SOCIETY CULTURE RELIGION
Professor of Sociology
I’m a sociologist based at Trinity Western University in Langley, British Columbia. My research focuses on cultural analyses of religion. I have written about immigration and religion, evangelicalism, Pentecostalism, and globalization. I teach courses on the sociology of religion, religion and culture, globalization, and theory.
Explore this site to see the projects I've worked on and feel free to contact me with any questions you have about my research and teaching.
PHD, UNIVERSITY OF OTTAWA
My doctoral research assessed the impact of migration from Africa, Asia, and Latin America on Christianity in Canada.
MA, WILFRID LAURIER UNIVERSITY
My master's degree focused on social scientific approaches for understanding religion and culture.
BA, CARLETON UNIVERSITY
I completed my bachelor's degree in the department of Sociology and Anthropology.

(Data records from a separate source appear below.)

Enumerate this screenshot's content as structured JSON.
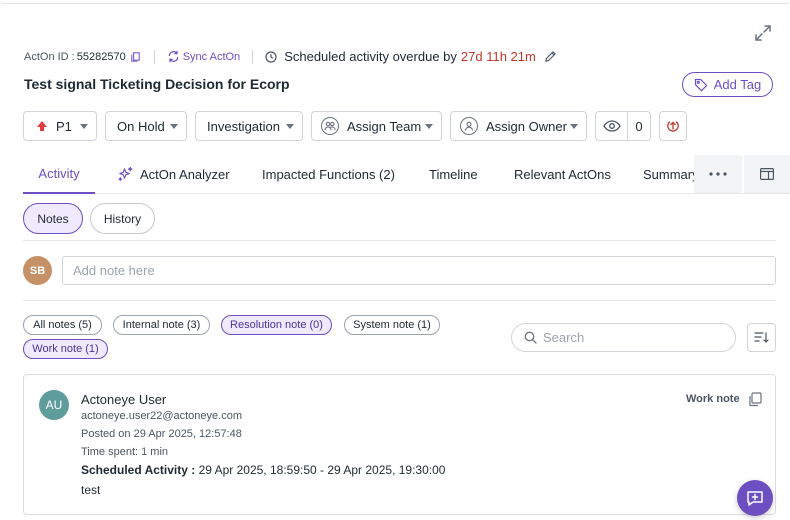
{
  "header": {
    "acton_id_label": "ActOn ID :",
    "acton_id_value": "55282570",
    "sync_label": "Sync ActOn",
    "overdue_text": "Scheduled activity overdue by",
    "overdue_value": "27d 11h 21m",
    "title": "Test signal Ticketing Decision for Ecorp",
    "add_tag_label": "Add Tag"
  },
  "controls": {
    "priority": "P1",
    "status": "On Hold",
    "category": "Investigation",
    "assign_team": "Assign Team",
    "assign_owner": "Assign Owner",
    "watchers_count": "0"
  },
  "tabs": [
    {
      "label": "Activity",
      "active": true
    },
    {
      "label": "ActOn Analyzer",
      "icon": "sparkle-icon"
    },
    {
      "label": "Impacted Functions (2)"
    },
    {
      "label": "Timeline"
    },
    {
      "label": "Relevant ActOns"
    },
    {
      "label": "Summary"
    }
  ],
  "subtabs": {
    "notes": "Notes",
    "history": "History"
  },
  "note_input": {
    "avatar_initials": "SB",
    "placeholder": "Add note here"
  },
  "filters": {
    "all": "All notes (5)",
    "internal": "Internal note (3)",
    "resolution": "Resolution note (0)",
    "system": "System note (1)",
    "work": "Work note (1)",
    "search_placeholder": "Search"
  },
  "note": {
    "avatar_initials": "AU",
    "author": "Actoneye User",
    "email": "actoneye.user22@actoneye.com",
    "posted": "Posted on 29 Apr 2025, 12:57:48",
    "time_spent": "Time spent: 1 min",
    "scheduled_label": "Scheduled Activity :",
    "scheduled_value": " 29 Apr 2025, 18:59:50 - 29 Apr 2025, 19:30:00",
    "body": "test",
    "type": "Work note"
  },
  "colors": {
    "accent": "#6d4fc2",
    "overdue": "#c0392b",
    "priority": "#e23d3d"
  }
}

Flourishing congregations is a multi-year and multi-funded project from the Social Sciences and Humanities Research Council of Canada and the Coalition of Christian Colleges and Universities. Joel Thiessen at Ambrose University is a leader in the study of Canadian congregations and together we are working to understand how congregations flourish among Roman Catholic, historic Protestant, and evangelical Protestant churches.

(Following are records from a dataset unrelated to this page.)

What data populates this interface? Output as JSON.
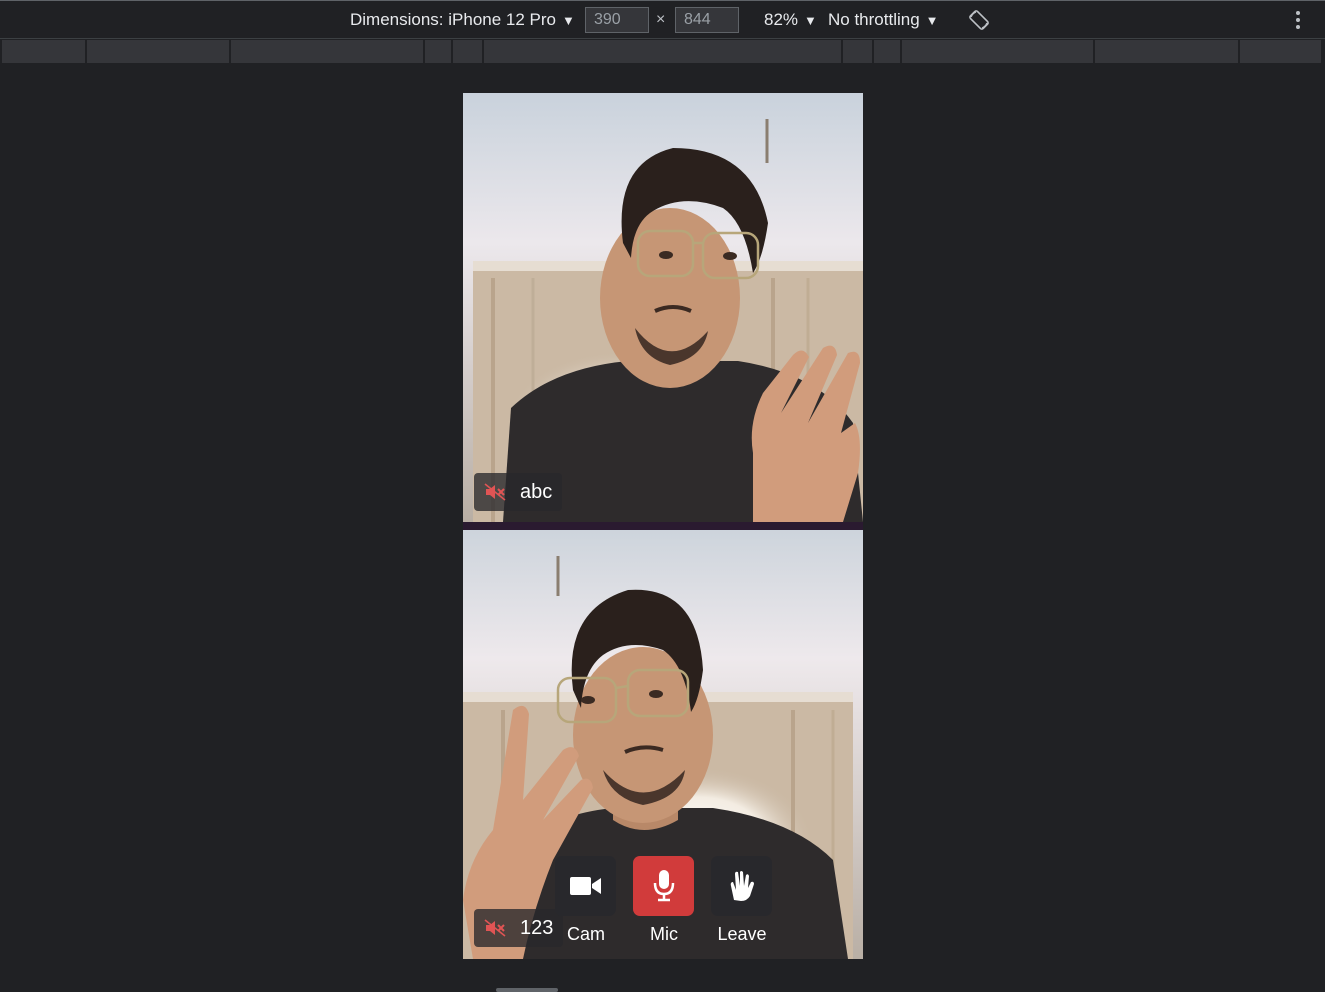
{
  "devtools": {
    "dimensions_label": "Dimensions: iPhone 12 Pro",
    "width_value": "390",
    "height_value": "844",
    "times_sign": "×",
    "zoom": "82%",
    "throttling": "No throttling"
  },
  "call": {
    "participants": [
      {
        "name": "abc",
        "muted": true
      },
      {
        "name": "123",
        "muted": true
      }
    ],
    "controls": {
      "cam_label": "Cam",
      "mic_label": "Mic",
      "leave_label": "Leave"
    },
    "colors": {
      "mic_active": "#d13b3b",
      "muted_icon": "#e05454",
      "control_bg": "#28282c"
    }
  }
}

RELIGION, SPIRITUALITY, SECULARITY, AND SOCIETY IN THE PACIFIC NORTHWEST
This project was funded by the Social Sciences and Humanities Research Council of Canada to study the growing rates of "no religion" in the Pacific Northwest. I worked with project team leader Paul Bramadat at the Centre for Studies in Religion and Society. The book Religion at the Edge: Nature, Spirituality, and Secularity in the Pacific Northwest is one outcome of the project.
AFTER THE REVIVAL: PENTECOSTALISM AND THE MAKING OF A CANADIAN CHURCH
I worked with Linda Ambrose, Laurentian University to conduct a cultural analysis of Pentecostalism in Canada. The result was the book, After the Revival, published by McGill-Queen's University Press. Our book project was funded by the Federation for the Humanities and Social Sciences, Social Sciences and Humanities Research Council, Awards to Scholarly Publications Program.
VIEWS OF DIVERSITY IN A KOREAN CONGREGATION
This was a follow-up study funded by the Religion and Diversity Project (SSHRC) to study what the members of an immigrant congregation thought about multiculturalism in Canada. Earlier projects examined transnational ties between Canada and Korea and the views of second-generation young adults.